Chewy, the pet retailer who has dedicated themselves to supporting shelters and rescues throughout the country, recognized the important work of a couple in Tampa, FL who have been taking professional photos of shelter pets to help get them adopted.

"If it's a photo of a scared animal, most people, subconsciously or even consciously, are going to skip over it," pet photographer Adam Goldberg says. "They can't visualize that dog in their home."

Adam realized the importance of quality shelter photos while working as a social media specialist for the Humane Society of Broward County in Fort Lauderdale, Florida.

"The photos were taken top-down so you couldn't see the size of the pet, and the flash would create these red eyes," he recalls. "Sometimes [volunteers] would shoot the photos through the chain-link fences."

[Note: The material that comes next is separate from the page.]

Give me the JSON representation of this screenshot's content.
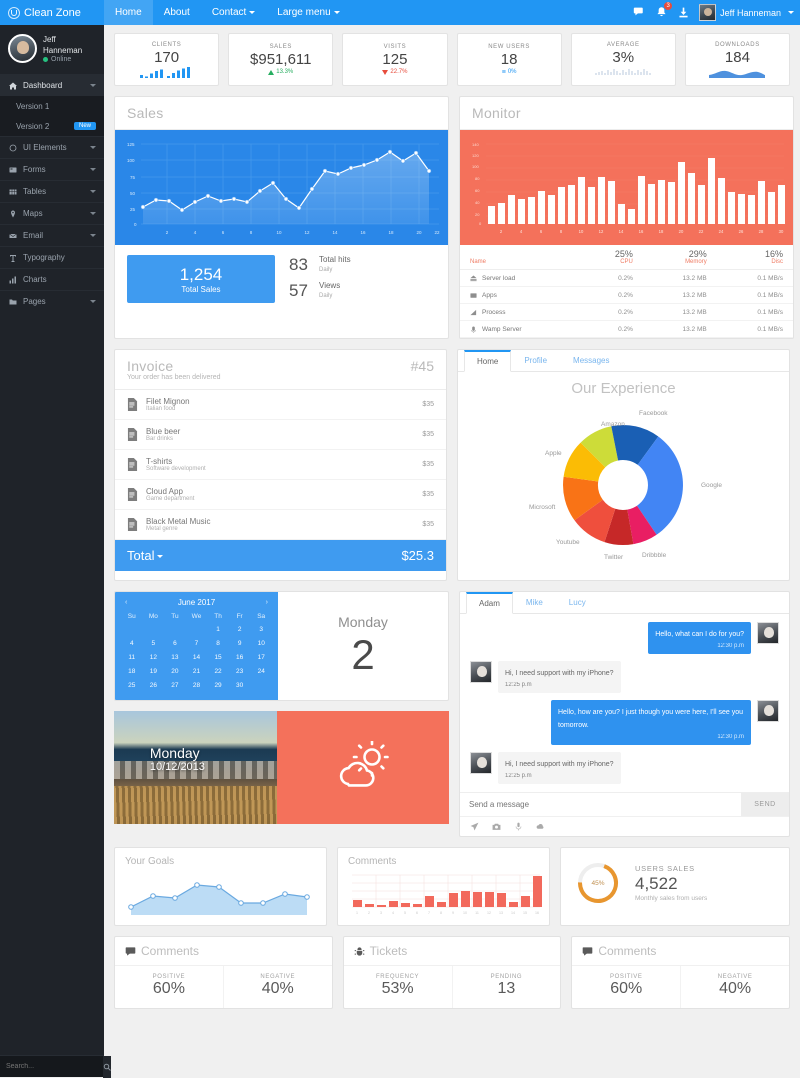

That's why Adam and his wife, Mary, have spent much of their free time over the past five years photographing over 1,200 shelter animals to show off their unique personalities to potential adoptive families. The Goldbergs' wonderful work was recently profiled by Chewy in the video above entitled, "A Day in the Life of a Shelter Pet Photographer."